When you live in New York City, it's easy to overlook popular, tourist destination restaurants that are actually good. Take Katz's, the over century-year-old home to hefty meatpiles featuring pastrami, corned beef, brisket, and other sliced or ground up animal parts. It's one of the city's most famous restaurants; you don't need me to tell you to go there.
But every now and then, I need people to remind me to go there. Because two years went by between my most recent Katz's visit in March and the one before that. And thus I was reminded of what I'm missing when I don't eat at Katz's:
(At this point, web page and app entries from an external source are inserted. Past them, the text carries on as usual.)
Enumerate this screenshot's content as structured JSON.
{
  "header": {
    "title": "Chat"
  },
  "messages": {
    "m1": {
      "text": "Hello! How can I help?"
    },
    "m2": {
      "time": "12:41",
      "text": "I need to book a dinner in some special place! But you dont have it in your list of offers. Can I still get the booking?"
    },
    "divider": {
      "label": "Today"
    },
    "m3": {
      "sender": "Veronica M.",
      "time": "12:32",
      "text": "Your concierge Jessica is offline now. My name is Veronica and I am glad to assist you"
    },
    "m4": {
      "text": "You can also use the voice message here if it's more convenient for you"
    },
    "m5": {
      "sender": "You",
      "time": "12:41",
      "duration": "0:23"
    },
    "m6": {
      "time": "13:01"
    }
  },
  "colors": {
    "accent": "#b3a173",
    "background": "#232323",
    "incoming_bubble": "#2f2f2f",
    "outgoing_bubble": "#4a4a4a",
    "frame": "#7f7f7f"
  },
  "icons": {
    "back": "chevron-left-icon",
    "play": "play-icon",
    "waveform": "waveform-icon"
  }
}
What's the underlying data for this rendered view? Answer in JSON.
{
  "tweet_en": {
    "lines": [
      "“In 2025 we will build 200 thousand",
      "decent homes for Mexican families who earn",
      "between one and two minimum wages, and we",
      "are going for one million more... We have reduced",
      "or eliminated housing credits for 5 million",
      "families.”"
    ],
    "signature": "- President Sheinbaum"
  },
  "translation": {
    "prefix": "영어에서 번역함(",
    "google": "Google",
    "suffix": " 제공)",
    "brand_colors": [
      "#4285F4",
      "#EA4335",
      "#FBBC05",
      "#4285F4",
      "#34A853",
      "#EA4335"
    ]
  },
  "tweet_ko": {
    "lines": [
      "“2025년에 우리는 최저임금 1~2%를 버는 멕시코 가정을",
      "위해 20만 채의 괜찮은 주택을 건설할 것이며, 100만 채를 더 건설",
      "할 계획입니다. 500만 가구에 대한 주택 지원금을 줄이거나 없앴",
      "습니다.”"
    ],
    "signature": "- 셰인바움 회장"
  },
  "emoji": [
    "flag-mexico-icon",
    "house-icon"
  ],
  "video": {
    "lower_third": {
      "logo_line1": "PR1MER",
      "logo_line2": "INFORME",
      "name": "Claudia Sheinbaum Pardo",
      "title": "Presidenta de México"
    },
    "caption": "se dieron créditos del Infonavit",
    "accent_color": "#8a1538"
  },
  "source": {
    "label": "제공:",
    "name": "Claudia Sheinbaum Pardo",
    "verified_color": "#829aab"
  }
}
That's half of their Reuben sandwich: a floppily stacked mound of hand sliced, meltingly fatty, tender pastrami (by request; the default is corned beef) topped with sauerkraut, a few slices of Swiss, and a slathering of Russian dressing for $16.55. Sure, the pastrami doesn't need extras, but they don't hurt. It's a different kind of awesome from eating a plain pastrami or corned beef sandwich. Also, messier.
Although $16.55 may sound like a lot for a sandwich, consider that half a sandwich should overly satisfy most normal-sized stomachs—and the sandwich comes with a generous plate of pickles to further pad your belly—making it an awesome dinner-for-two for about $8 per person. I say that's a steal. Why the hell don't I eat here more often?
My sandwich split-ee for the evening: Chichi. Or, more like, I was her sandwich split-ee; she asked me to join her. Her reason? "I've never been to Katz's before."
...Whaaaa? I'd assumed that Chichi had tried every awesome meatstuff in the city because that seems like the kinda thing she'd do during every waking moment she's not writing or exercising. For those who don't know Chichi, here are a few facts to give you some insight into her deep appreciation of meat: She writes an offal-centric recipe column called The Nasty Bits, she's apprenticed at a butcher shop, and she's been known to eat chunks of meat in bed as a nighttime snack. ...At least I think the last bit is true. Probably.
If you've never been to Katz's before, here's a rough guide on what to do when you visit. Hold on to the ticket you're given as you walk in; you'll use this to pay when you leave. Smush yourself into the shortest line of huddled bodies* waiting for pastrami or corned beef-centric sandwiches (I think there are four or five lines). If you want other foodstuffs like soup or fries, you'll have to wait in a different line, but you can do those later. (Actually, what am I talking about; ignore the other stuff.) Wait in line. Give ticket to dude behind the counter. Place your order. Watch him make your sandwich. Eat the freshly sliced meat samples he plops in front of you. Take sandwich to table. Grab a cup of water at the water station along the restaurant's back wall. EAT. (Later: massage belly while falling asleep.)
- A quiet morning at Katz's with Ed Levine, Ferran Adrià, and others. Aka, a totally atypical morning. I was there to take a bunch of photos when Adrià visited in 2008.